Finally, special rules apply to (1) components of certain property (e.g., machinery) that is "self-constructed property," (2) reconditioned property, (3) property that is converted from personal to business use and (4) "heavy SUV" vehicles, for purposes of assessing eligibility for bonus depreciation under Code Section 168(k).
Section 179 Expensing
Under Section 179 of the Code, most taxpayers may elect to "expense" (that is, write off as a deduction in the year of purchase, rather than depreciating over several years) the cost of new or used tangible personal property employed in a trade or business, up to specified dollar limits. As a result of federal tax legislation enacted in 2010, the dollar limitations on immediately writing off such capital expenses incurred during 2011 are extraordinarily high. Thus, for qualifying purchases of property completed during 2011, up to $500,000 of qualifying expenses can be deducted, but this limitation will drop to $125,000 beginning in 2012. As with the bonus depreciation rules, the expensing allowance for 2011 is unaffected by the portion of the tax year for which the taxpayer has placed the qualifying property in service.
Because of the unusually high expensing allowance available under Section 179 for purchases during 2011, and because that allowance drops precipitously as of January 1, 2012, taxpayers contemplating purchases of needed business equipment should make every effort to complete any such purchases before the end of the year, in order to maximize the tax benefits attributable to accelerated write-offs of tangible business equipment. Moreover, while the bonus depreciation rules (discussed above) do not contain the dollar limitations that are applicable to Section 179 expense deductions, Section 179 permits expensing of used equipment, which may be more favorable to certain taxpayers.
State and Local Sales Tax Deduction

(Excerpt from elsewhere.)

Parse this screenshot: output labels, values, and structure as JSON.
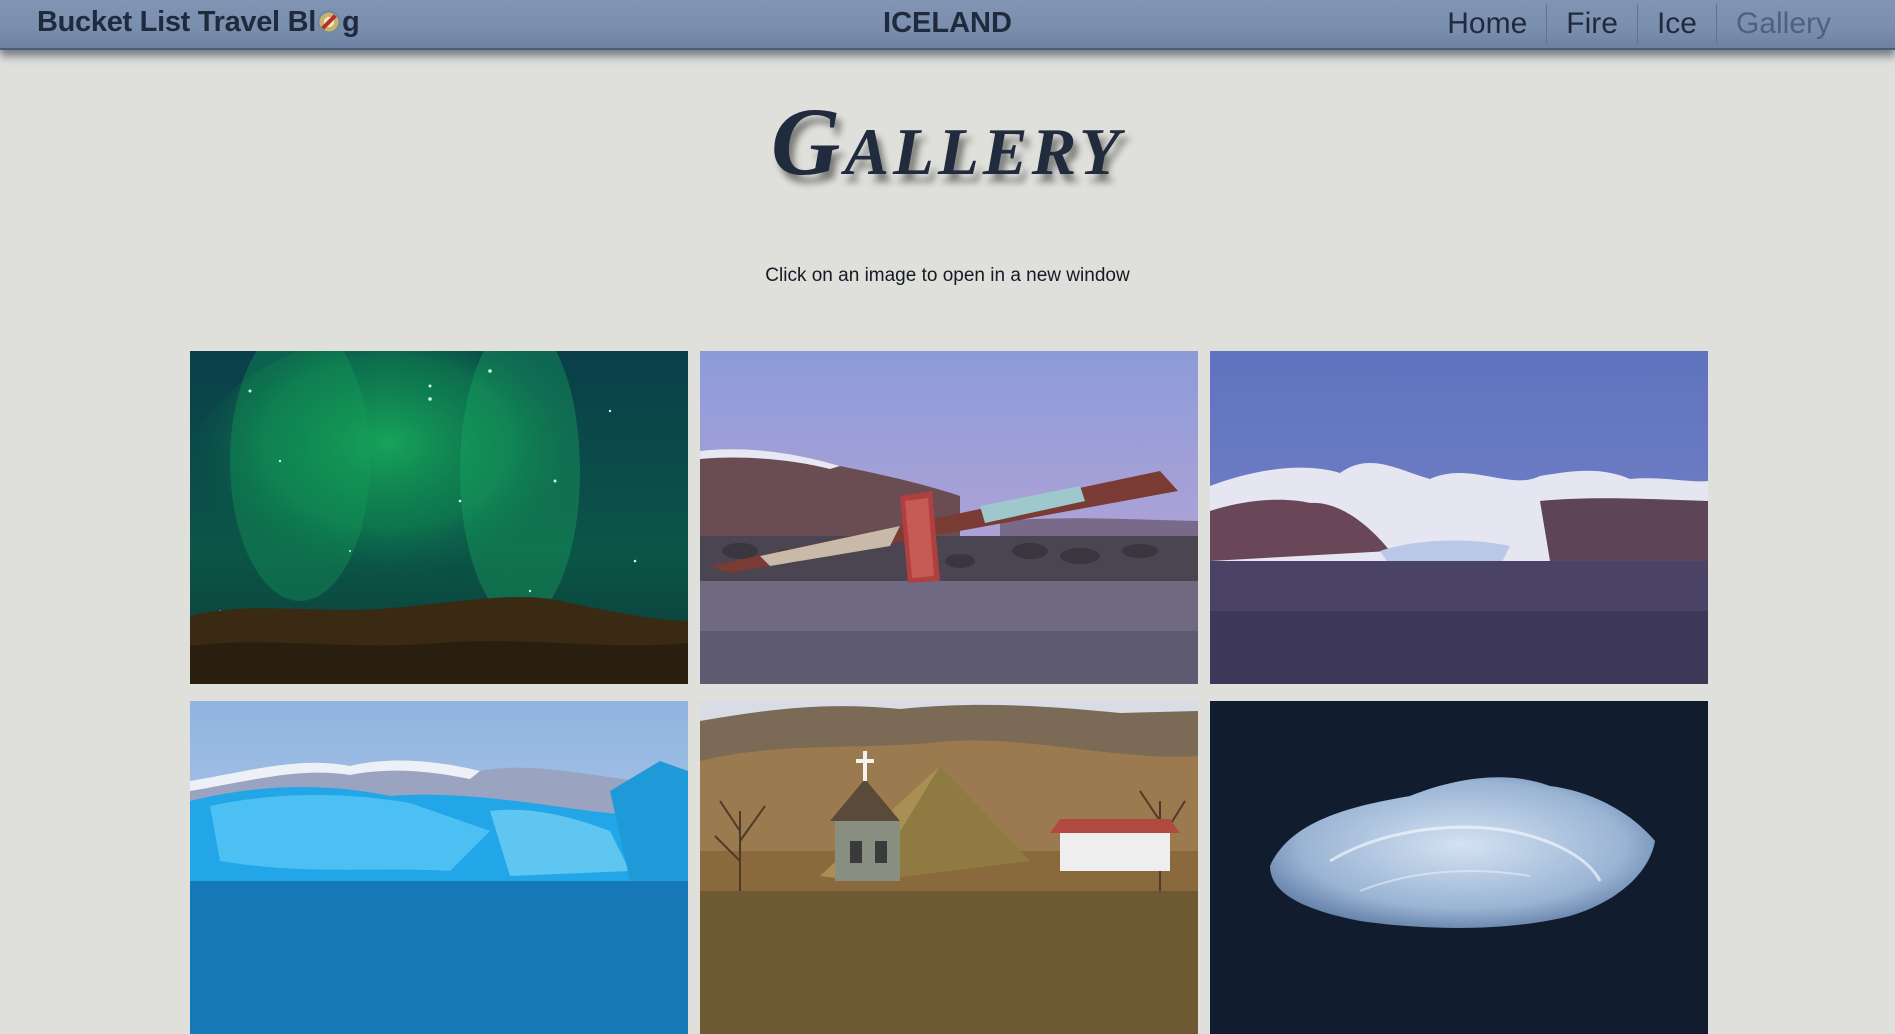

For tax years beginning before 2012, taxpayers who itemize deductions on their federal income tax returns may elect to take state and local general sales and use taxes as an itemized deduction, instead of deducting state and local income taxes. Taxpayers who make this election may either (1) deduct their actual sales and use taxes paid during 2011 or (2) use certain tables published by the IRS to determine the base sales and use taxes applicable to them, and then add to the amount derived from the tables the actual amount of sales tax paid with respect to certain "big-ticket" items, such as motor vehicles, boats, aircraft, homes (including mobile and pre-fabricated homes) and home building materials. The tables published by the IRS are compiled on the basis of the average consumption by taxpayers, on a state-by-state basis, of items other than such big-ticket items taking into account total available income, number of exemptions claimed and the rate of state general sales taxation.

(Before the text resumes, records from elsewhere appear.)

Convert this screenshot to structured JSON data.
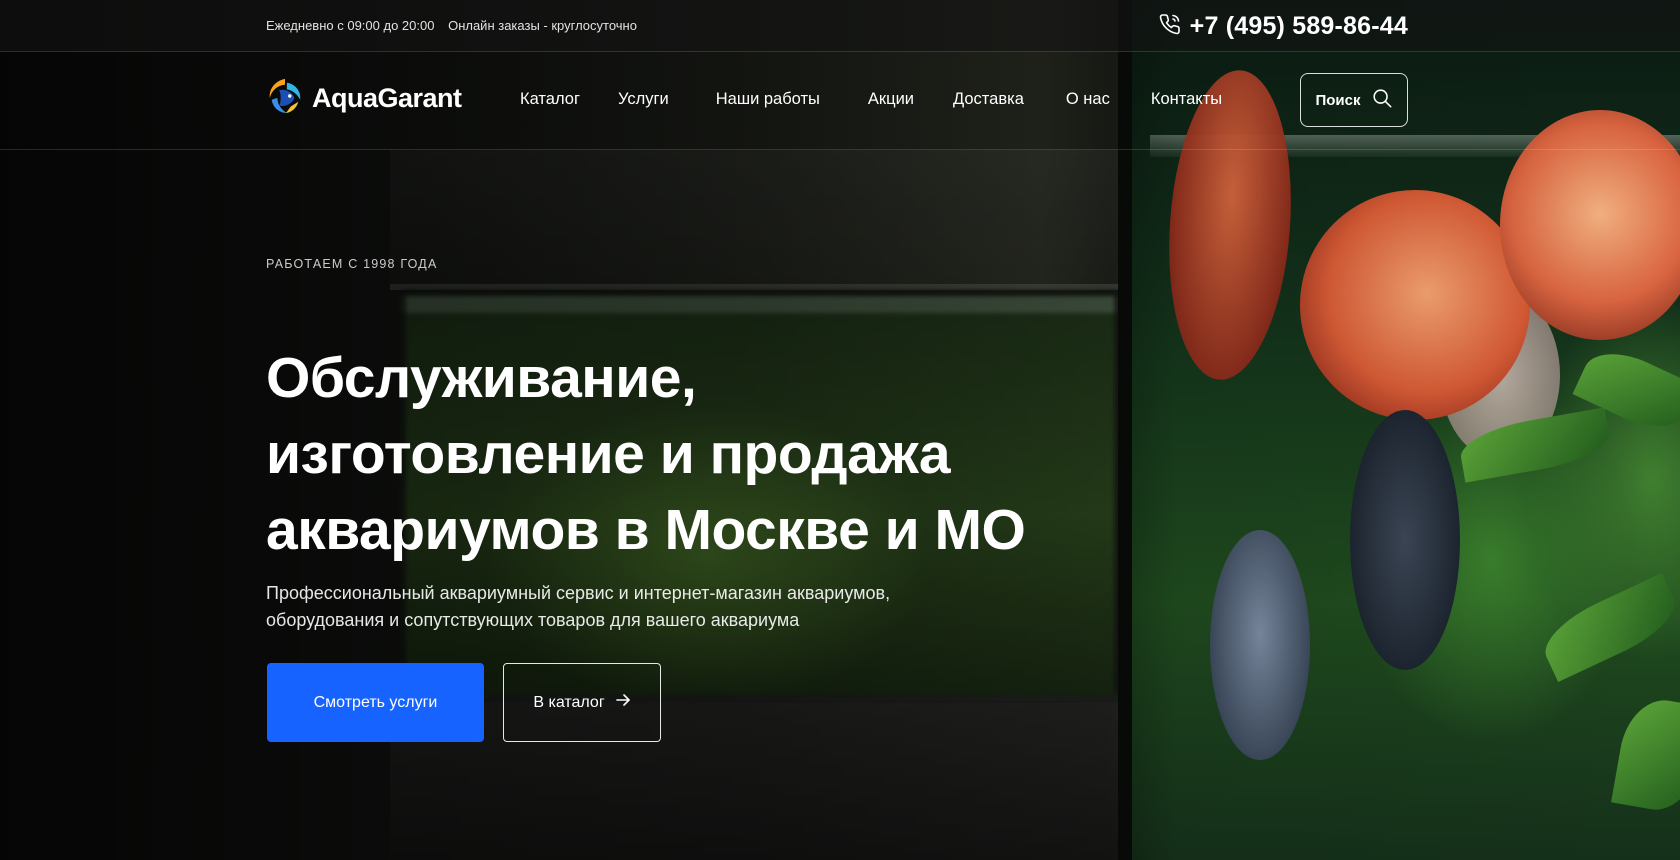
{
  "topbar": {
    "hours": "Ежедневно с 09:00 до 20:00",
    "online_orders": "Онлайн заказы - круглосуточно",
    "phone": "+7 (495) 589-86-44",
    "phone_icon": "phone-icon"
  },
  "header": {
    "logo_text": "AquaGarant",
    "logo_icon": "fish-logo-icon",
    "menu": [
      {
        "label": "Каталог"
      },
      {
        "label": "Услуги"
      },
      {
        "label": "Наши работы"
      },
      {
        "label": "Акции"
      },
      {
        "label": "Доставка"
      },
      {
        "label": "О нас"
      },
      {
        "label": "Контакты"
      }
    ],
    "search_label": "Поиск",
    "search_icon": "search-icon"
  },
  "hero": {
    "kicker": "РАБОТАЕМ С 1998 ГОДА",
    "headline_lines": [
      "Обслуживание,",
      "изготовление и продажа",
      "аквариумов в Москве и МО"
    ],
    "subtitle_lines": [
      "Профессиональный аквариумный сервис и интернет-магазин аквариумов,",
      "оборудования и сопутствующих товаров для вашего аквариума"
    ],
    "primary_button": "Смотреть услуги",
    "secondary_button": "В каталог",
    "secondary_icon": "arrow-right-icon"
  },
  "colors": {
    "accent": "#1763ff",
    "text": "#ffffff"
  }
}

This provision will generally be advantageous to taxpayers residing in states without an income tax, since that tax normally makes up the bulk of state tax liabilities generally available as a federal income tax deduction for itemized deduction filers. On the other hand, depending on the general sales tax rate in a given state, and assuming a resident of that state might be contemplating a big-ticket purchase that could produce an unusually large sales tax liability, it may behoove such a taxpayer to consider accelerating his purchase into 2011, and forgoing a deduction for state and local income taxes on his federal return, in favor of electing to deduct the sales taxes instead.